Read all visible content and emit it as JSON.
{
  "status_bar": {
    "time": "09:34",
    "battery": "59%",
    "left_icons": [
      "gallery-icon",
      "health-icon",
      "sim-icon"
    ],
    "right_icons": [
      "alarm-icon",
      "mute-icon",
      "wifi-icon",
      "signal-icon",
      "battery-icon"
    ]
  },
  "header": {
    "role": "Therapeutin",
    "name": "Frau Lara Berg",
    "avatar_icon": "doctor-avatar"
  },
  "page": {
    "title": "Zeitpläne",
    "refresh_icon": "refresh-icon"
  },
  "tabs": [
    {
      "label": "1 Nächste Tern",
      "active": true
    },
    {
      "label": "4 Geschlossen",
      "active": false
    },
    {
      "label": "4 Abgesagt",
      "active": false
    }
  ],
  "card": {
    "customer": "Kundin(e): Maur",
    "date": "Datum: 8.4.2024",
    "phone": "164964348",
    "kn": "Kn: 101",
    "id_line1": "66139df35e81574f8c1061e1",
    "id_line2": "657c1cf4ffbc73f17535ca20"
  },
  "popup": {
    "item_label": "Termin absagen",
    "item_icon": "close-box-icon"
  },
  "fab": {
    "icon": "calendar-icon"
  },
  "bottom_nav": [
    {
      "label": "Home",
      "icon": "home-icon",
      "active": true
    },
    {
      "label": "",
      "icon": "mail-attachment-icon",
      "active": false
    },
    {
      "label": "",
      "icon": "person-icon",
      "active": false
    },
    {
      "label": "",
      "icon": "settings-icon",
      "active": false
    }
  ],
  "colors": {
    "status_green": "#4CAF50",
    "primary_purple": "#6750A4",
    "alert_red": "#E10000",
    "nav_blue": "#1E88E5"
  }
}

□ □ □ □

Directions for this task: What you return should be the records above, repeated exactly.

Task solution:
Read all visible content and emit it as JSON.
{
  "status_bar": {
    "time": "09:34",
    "battery": "59%",
    "left_icons": [
      "gallery-icon",
      "health-icon",
      "sim-icon"
    ],
    "right_icons": [
      "alarm-icon",
      "mute-icon",
      "wifi-icon",
      "signal-icon",
      "battery-icon"
    ]
  },
  "header": {
    "role": "Therapeutin",
    "name": "Frau Lara Berg",
    "avatar_icon": "doctor-avatar"
  },
  "page": {
    "title": "Zeitpläne",
    "refresh_icon": "refresh-icon"
  },
  "tabs": [
    {
      "label": "1 Nächste Tern",
      "active": true
    },
    {
      "label": "4 Geschlossen",
      "active": false
    },
    {
      "label": "4 Abgesagt",
      "active": false
    }
  ],
  "card": {
    "customer": "Kundin(e): Maur",
    "date": "Datum: 8.4.2024",
    "phone": "164964348",
    "kn": "Kn: 101",
    "id_line1": "66139df35e81574f8c1061e1",
    "id_line2": "657c1cf4ffbc73f17535ca20"
  },
  "popup": {
    "item_label": "Termin absagen",
    "item_icon": "close-box-icon"
  },
  "fab": {
    "icon": "calendar-icon"
  },
  "bottom_nav": [
    {
      "label": "Home",
      "icon": "home-icon",
      "active": true
    },
    {
      "label": "",
      "icon": "mail-attachment-icon",
      "active": false
    },
    {
      "label": "",
      "icon": "person-icon",
      "active": false
    },
    {
      "label": "",
      "icon": "settings-icon",
      "active": false
    }
  ],
  "colors": {
    "status_green": "#4CAF50",
    "primary_purple": "#6750A4",
    "alert_red": "#E10000",
    "nav_blue": "#1E88E5"
  }
}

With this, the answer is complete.